Trump after the signing of the NDAA for 2018. (By Associated Press)

TAIPEI (Taiwan News) – United States President Donald Trump is unlikely to send Navy vessels to Taiwan any time soon, said former American Institute in Taiwan (AIT) officials Richard Bush and Douglas Paal.

Trump signed the U.S. National Defense Authorization Act (NDAA) for the fiscal year 2018, which allows mutual Navy visits, on Tuesday, just days after a senior Chinese diplomat based in Washington warned that a U.S. vessel arriving in Kaohsiung would lead to Chinese military action against the island.

Former AIT Chairman Richard Bush described the passage about the Navy visits as the most sensitive item in the NDAA, but also emphasized it amounted to a “Sense of Congress,” meaning it was not binding and did not demand action from the president, the Central News Agency reported.

Former AIT Director Douglas Paal held a similar view, saying the Executive branch of government would take note of the “exhortations” from the Legislative branch, but it was still in charge of foreign policy according to the Constitution.

The U.S. administration would hold an overall view of the wider picture in foreign relations, including of policies with China, Paal said.

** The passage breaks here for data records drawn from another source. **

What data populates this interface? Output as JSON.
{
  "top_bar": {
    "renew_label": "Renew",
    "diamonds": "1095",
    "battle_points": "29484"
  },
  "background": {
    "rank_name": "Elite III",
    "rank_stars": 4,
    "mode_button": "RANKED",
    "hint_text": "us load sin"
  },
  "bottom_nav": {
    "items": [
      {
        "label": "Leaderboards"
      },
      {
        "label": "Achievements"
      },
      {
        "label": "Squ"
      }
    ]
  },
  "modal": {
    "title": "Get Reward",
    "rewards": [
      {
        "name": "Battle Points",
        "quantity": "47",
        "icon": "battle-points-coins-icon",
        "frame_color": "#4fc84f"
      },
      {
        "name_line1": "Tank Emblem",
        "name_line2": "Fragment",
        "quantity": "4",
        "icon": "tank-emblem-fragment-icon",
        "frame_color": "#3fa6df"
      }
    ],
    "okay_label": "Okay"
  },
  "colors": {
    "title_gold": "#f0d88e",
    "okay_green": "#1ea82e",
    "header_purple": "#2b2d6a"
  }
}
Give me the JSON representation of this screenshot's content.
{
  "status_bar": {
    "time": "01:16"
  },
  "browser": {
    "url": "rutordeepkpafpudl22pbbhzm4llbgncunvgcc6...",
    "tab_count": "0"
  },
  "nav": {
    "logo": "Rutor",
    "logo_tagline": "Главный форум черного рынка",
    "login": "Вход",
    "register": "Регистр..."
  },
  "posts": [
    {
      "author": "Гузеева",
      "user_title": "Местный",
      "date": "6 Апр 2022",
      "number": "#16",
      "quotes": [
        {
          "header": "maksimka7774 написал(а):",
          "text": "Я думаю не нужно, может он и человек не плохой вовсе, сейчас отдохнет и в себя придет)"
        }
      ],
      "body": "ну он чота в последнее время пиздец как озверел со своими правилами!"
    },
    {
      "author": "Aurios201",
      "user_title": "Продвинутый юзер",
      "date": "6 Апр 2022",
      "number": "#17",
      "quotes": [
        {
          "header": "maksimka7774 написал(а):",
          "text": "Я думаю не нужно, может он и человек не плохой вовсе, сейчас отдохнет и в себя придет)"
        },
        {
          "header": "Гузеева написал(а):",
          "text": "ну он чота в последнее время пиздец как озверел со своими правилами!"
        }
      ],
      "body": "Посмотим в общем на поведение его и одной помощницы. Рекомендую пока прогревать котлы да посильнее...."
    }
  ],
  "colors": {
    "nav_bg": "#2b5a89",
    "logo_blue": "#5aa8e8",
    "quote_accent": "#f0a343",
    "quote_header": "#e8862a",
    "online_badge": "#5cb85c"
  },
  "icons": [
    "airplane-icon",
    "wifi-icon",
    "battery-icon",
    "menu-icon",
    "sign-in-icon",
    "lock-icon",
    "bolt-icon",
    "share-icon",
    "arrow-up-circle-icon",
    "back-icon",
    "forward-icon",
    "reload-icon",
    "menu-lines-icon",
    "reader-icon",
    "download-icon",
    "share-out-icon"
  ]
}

Walter Lohman, the director of the Asian Studies Center at the Heritage Foundation, told CNA that Trump’s statement meant that the ultimate decisions on foreign policy should be made by him, but that he had to listen to the opinions and views of Congress as well.